Around this time last year I answered the phone at my desk. It was a woman, near tears and filled with emotion, who wanted to express an encounter she had with Herald president Scott Stirling.
Having no idea what I was about to hear, and with some trepidation, I encouraged the woman to continue. As she was on her way into The Torbay Common, she shared, she just happened to pass Mr. Stirling who was on his way out. She noticed he was headed towards the parking lot, she continued.
“Next thing I knew, he had turned around, beat me back to the door and was holding it open for me,” she added.
And that, she announced, was all she wanted to share. I could tell by her voice that it wasn’t the end of the story.
A meaningful gesture
After some friendly chit-chat, the real story came out. Seems this woman, like many of us at some point in our lives, had been having some pretty rotten days of late. That day in particular had been a tougher-than-usual one, she admitted. Mr. Stirling’s kind, thoughtful act of going out of his way to hold open a door for a stranger gave her that little boost she needed to keep going, she confided. While her exact words have escaped me now, I remember being left with the feeling that our president’s action had left a lasting impression on this woman and that she had found some sort of inner strength from that small, but meaningful-to-her gesture.

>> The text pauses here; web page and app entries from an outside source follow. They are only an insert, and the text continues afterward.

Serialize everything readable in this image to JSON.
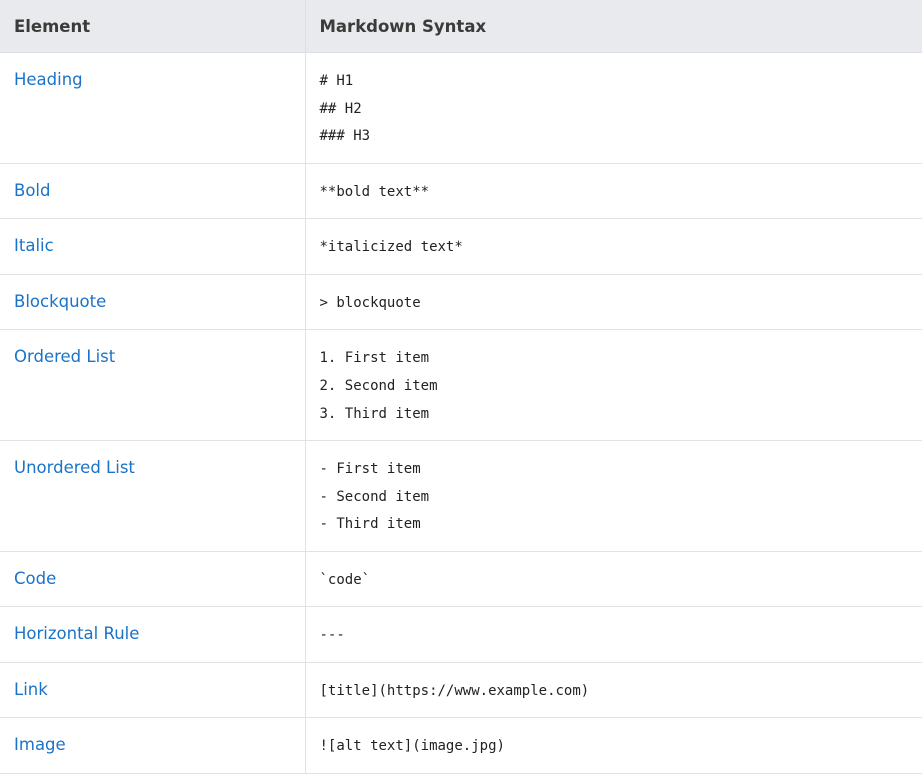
{
  "table": {
    "headers": {
      "element": "Element",
      "syntax": "Markdown Syntax"
    },
    "rows": [
      {
        "element": "Heading",
        "syntax": [
          "# H1",
          "## H2",
          "### H3"
        ]
      },
      {
        "element": "Bold",
        "syntax": [
          "**bold text**"
        ]
      },
      {
        "element": "Italic",
        "syntax": [
          "*italicized text*"
        ]
      },
      {
        "element": "Blockquote",
        "syntax": [
          "> blockquote"
        ]
      },
      {
        "element": "Ordered List",
        "syntax": [
          "1. First item",
          "2. Second item",
          "3. Third item"
        ]
      },
      {
        "element": "Unordered List",
        "syntax": [
          "- First item",
          "- Second item",
          "- Third item"
        ]
      },
      {
        "element": "Code",
        "syntax": [
          "`code`"
        ]
      },
      {
        "element": "Horizontal Rule",
        "syntax": [
          "---"
        ]
      },
      {
        "element": "Link",
        "syntax": [
          "[title](https://www.example.com)"
        ]
      },
      {
        "element": "Image",
        "syntax": [
          "![alt text](image.jpg)"
        ]
      }
    ]
  },
  "colors": {
    "link": "#1a73c8",
    "header_bg": "#e8eaed",
    "border": "#e0e3e6"
  }
}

We’ve all, hopefully, had little, though meaningful moments like that in our past. I’ve been lucky enough to experience the thrill of arriving at a drive-thru window only to be told my order had been paid for by the car ahead of me. I’ve also felt the thrill of having someone come up to me out of the blue to tell me they loved something; from my writing to my smile to the way they observed me interacting with my daughter. All are feelings that stick with you and raise your spirits.
Just this very week I experienced the difference the kindness of a stranger can make on someone’s day. On my way home from picking up fever medication for my daughter, a young gentleman decided he didn’t like the way I made a right turn, figuring, I suppose, that a few you-know-the-one hand gestures accompanied by colourful language-filled verbal bashing, road blocking and an attempted ramming would teach me a lesson.
To be honest, it took me a while to figure out that someone could be so vile and hateful to a stranger, and so I simply stopped my car as he blocked my way and approached me in anger. I then noticed something else in my rear-view mirror.
Another man, out and about on his own late-afternoon business, noticed the goings-on and came to my rescue. While there’s more to the story, the bottom line is this; while one stranger attempted to ruin, at the very least, my evening, another stuck around to see that I made it home to my daughter without incident. And for that man’s random kindness, I am forever grateful.
While kindness, patience and thoughtful gestures are never difficult for many of us when it comes to our own friends and family, Christmas, and the true meaning behind it, is always a great time to receive a gentle be-kind-to -strangers too nudge. Whether it’s holding open a door, paying for a coffee or stepping out of the shadows when you see someone needs a helping hand, when it comes to kindness, there really are no small or insignificant acts.
Pam Pardy Ghent, The Herald’s Managing Editor, can be reached by emailing [email protected]